Immediately after Inauguration Day, Republicans are planning to use their dominance in Washington to enact the most radical overhaul of spending and taxes in a half-century.
Soon after the new Congress convenes next month, they plan to repeal some of Obamacare, delighting the right-wing base. The critical element, replacement, would come later. In the more than six and a half years since the Affordable Care Act became law, Republicans have yet to find a consensus on replacement.
If they get a partial repeal, congressional Republicans might try to cobble together a replacement by the spring. This would be part of a huge bill that might include a big tax cut and major cuts in domestic spending programs, including turning the most important low-income assistance initiatives into block grants to the states, with eventual cutbacks. Look for a lot of fiscal gimmicks and sleight of hand.
House Speaker Paul Ryan and many conservative Republicans also would like to partially privatize Medicare, which could result in major budget savings down the road. The best bet now is that Trump, who vowed during the campaign that there would be no cutbacks to Medicare, will balk and the Republicans will blink.
Overall, says Robert Greenstein, president of the liberal Center on Budget and Policy Priorities research group, these plans “pose the greatest threat to the social safety net since it was created.”
The initial repeal will go through a special budget process called reconciliation, which would eliminate the Obamacare mandates and retain, for a while, the more popular provisions. If it follows earlier Republican measures, it would repeal the small Obamacare tax hikes on upper incomes, while cutting provider reimbursements for hospitals. The promise would be to do replacement later.
Expect Democrats to soon voice the mantra: No Repeal without Replace. It may bring political pressure on the Republican plans, as the uncertainty caused by promises that re vague and very difficult to achieve could wreak havoc.

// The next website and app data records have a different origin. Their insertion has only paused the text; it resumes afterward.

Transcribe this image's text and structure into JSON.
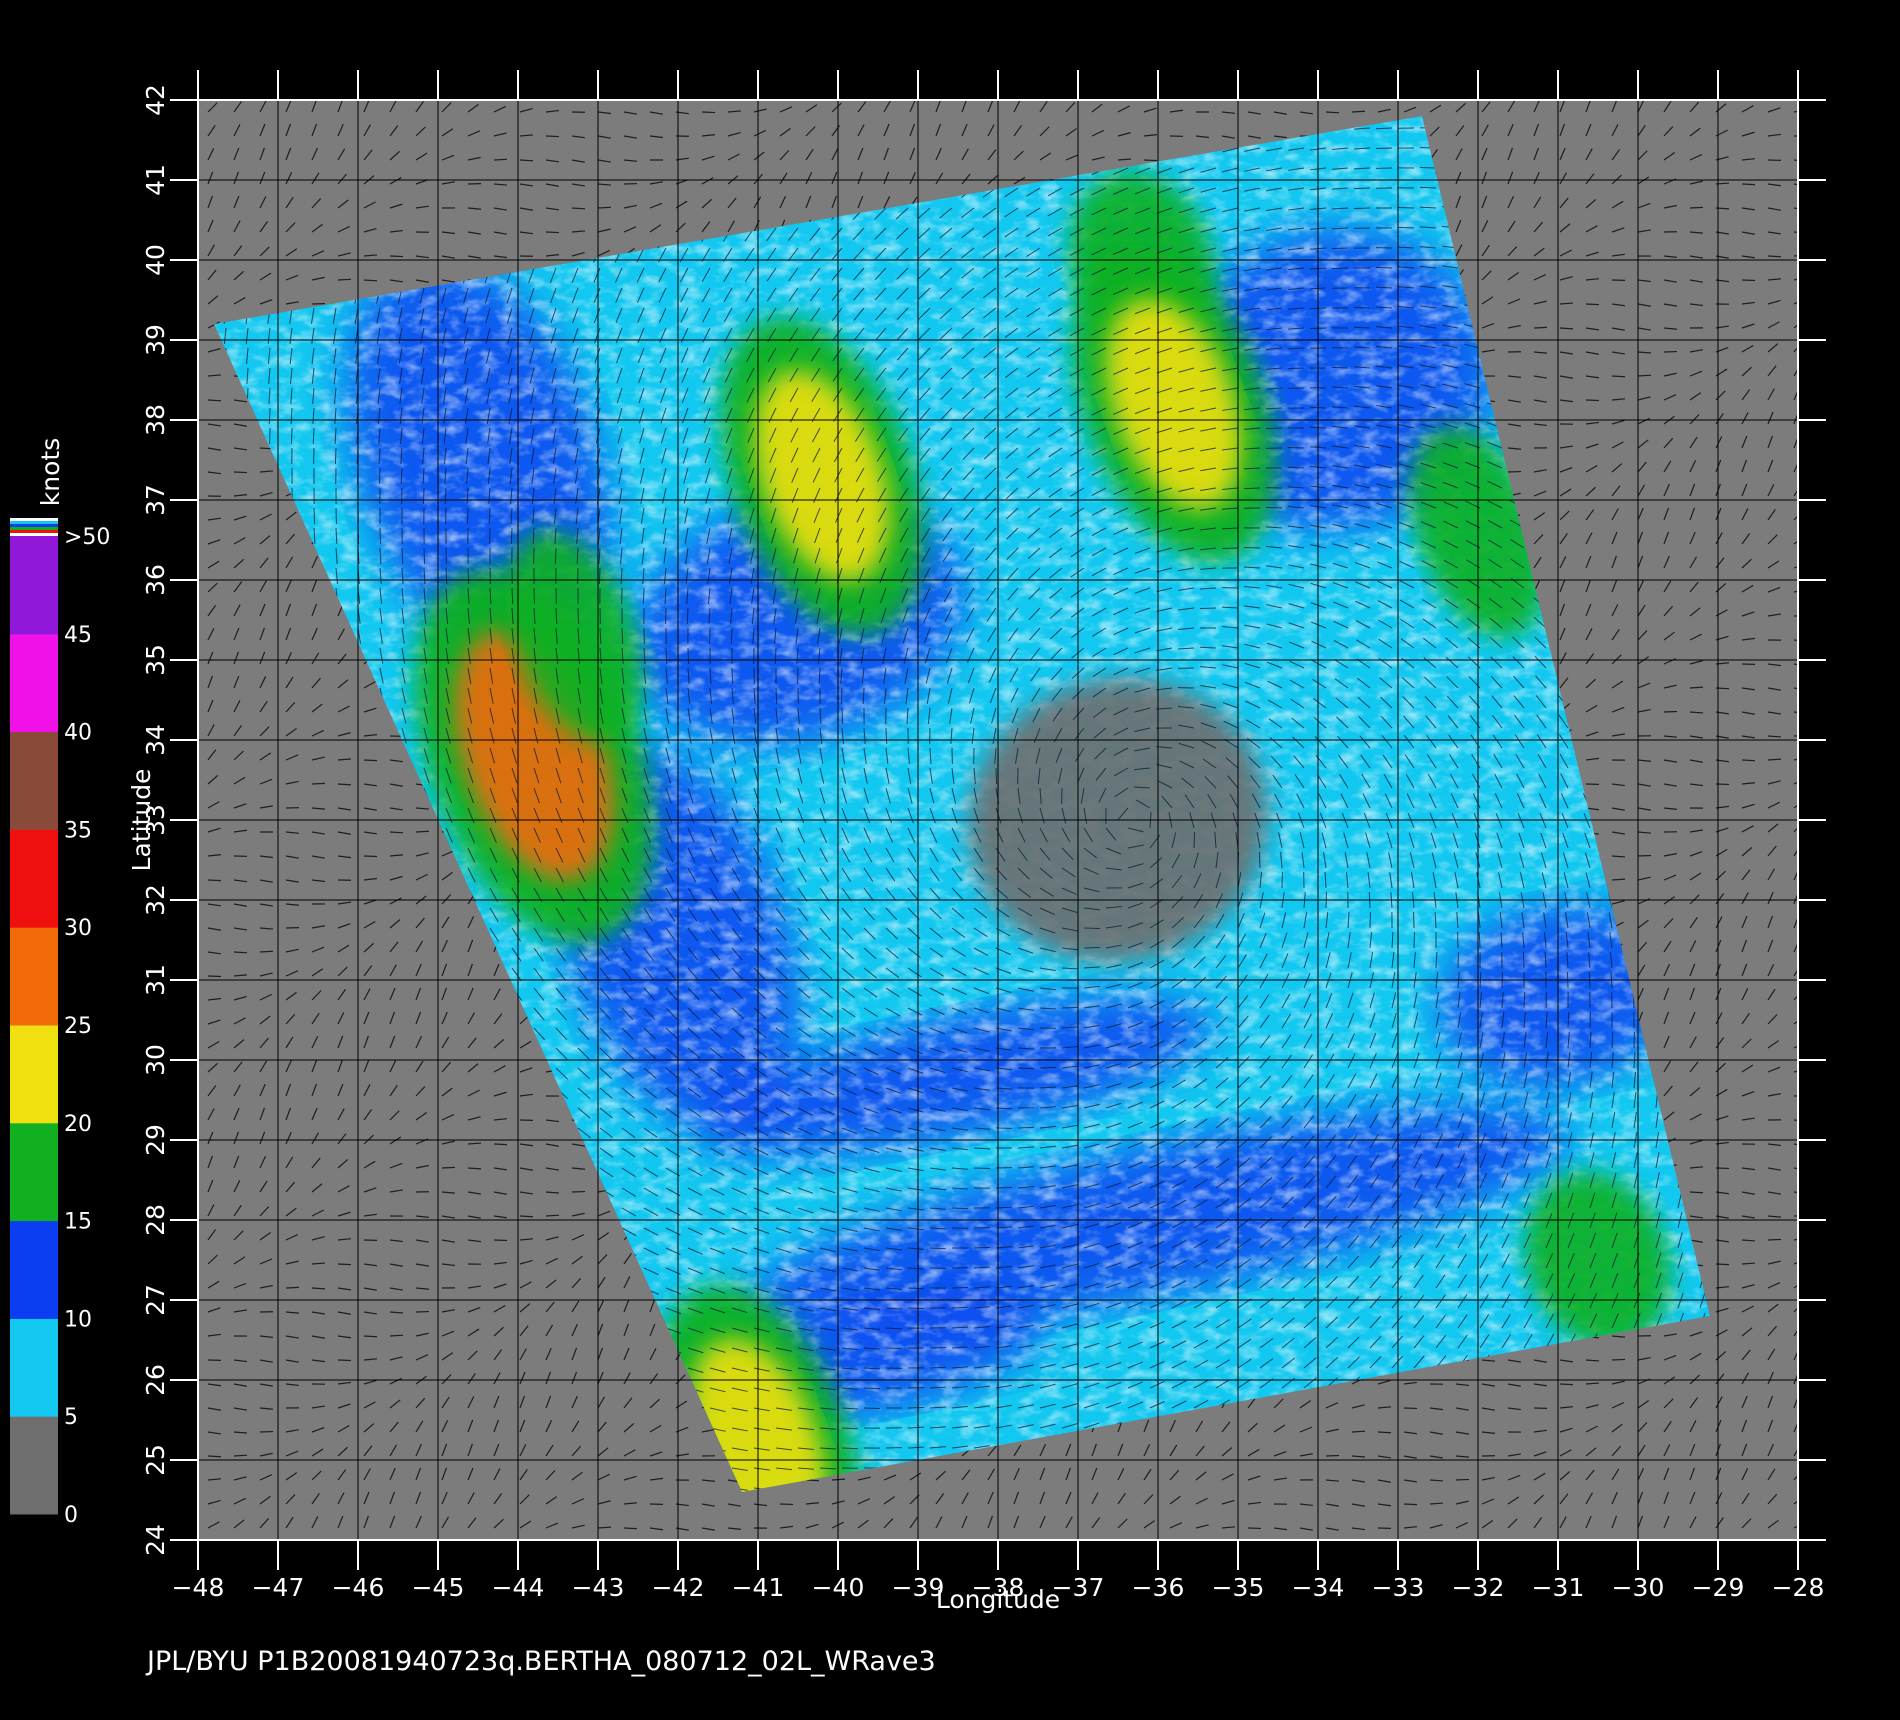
{
  "chart_data": {
    "type": "heatmap",
    "xlabel": "Longitude",
    "ylabel": "Latitude",
    "xlim": [
      -48,
      -28
    ],
    "ylim": [
      24,
      42
    ],
    "x_ticks": [
      "-48",
      "-47",
      "-46",
      "-45",
      "-44",
      "-43",
      "-42",
      "-41",
      "-40",
      "-39",
      "-38",
      "-37",
      "-36",
      "-35",
      "-34",
      "-33",
      "-32",
      "-31",
      "-30",
      "-29",
      "-28"
    ],
    "y_ticks": [
      "24",
      "25",
      "26",
      "27",
      "28",
      "29",
      "30",
      "31",
      "32",
      "33",
      "34",
      "35",
      "36",
      "37",
      "38",
      "39",
      "40",
      "41",
      "42"
    ],
    "grid": true,
    "swath_corners_lonlat": [
      [
        -47.8,
        39.2
      ],
      [
        -32.7,
        41.8
      ],
      [
        -29.1,
        26.8
      ],
      [
        -41.2,
        24.6
      ]
    ],
    "colorbar": {
      "label": "knots",
      "tick_labels": [
        "0",
        "5",
        "10",
        "15",
        "20",
        "25",
        "30",
        "35",
        "40",
        "45",
        ">50"
      ],
      "bins": [
        {
          "from": 0,
          "to": 5,
          "color": "#6e6e6e"
        },
        {
          "from": 5,
          "to": 10,
          "color": "#12c8f0"
        },
        {
          "from": 10,
          "to": 15,
          "color": "#0a3ef0"
        },
        {
          "from": 15,
          "to": 20,
          "color": "#10b020"
        },
        {
          "from": 20,
          "to": 25,
          "color": "#f0e010"
        },
        {
          "from": 25,
          "to": 30,
          "color": "#f06a08"
        },
        {
          "from": 30,
          "to": 35,
          "color": "#f01010"
        },
        {
          "from": 35,
          "to": 40,
          "color": "#8a4a3a"
        },
        {
          "from": 40,
          "to": 45,
          "color": "#f010e8"
        },
        {
          "from": 45,
          "to": 50,
          "color": "#9018d8"
        }
      ]
    },
    "wind_regions": [
      {
        "lon": -43.8,
        "lat": 33.8,
        "speed": 28
      },
      {
        "lon": -43.3,
        "lat": 35.3,
        "speed": 18
      },
      {
        "lon": -41.0,
        "lat": 25.2,
        "speed": 20
      },
      {
        "lon": -40.2,
        "lat": 37.3,
        "speed": 20
      },
      {
        "lon": -36.2,
        "lat": 40.0,
        "speed": 17
      },
      {
        "lon": -35.8,
        "lat": 38.2,
        "speed": 22
      },
      {
        "lon": -32.0,
        "lat": 36.6,
        "speed": 19
      },
      {
        "lon": -30.5,
        "lat": 27.5,
        "speed": 16
      },
      {
        "lon": -36.5,
        "lat": 33.0,
        "speed": 3
      }
    ]
  },
  "footer_text": "JPL/BYU  P1B20081940723q.BERTHA_080712_02L_WRave3"
}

If the plan is successful, things will get interesting. Republicans envision a second reconciliation, under the same rules.
SOURCE: Albert R. Hunt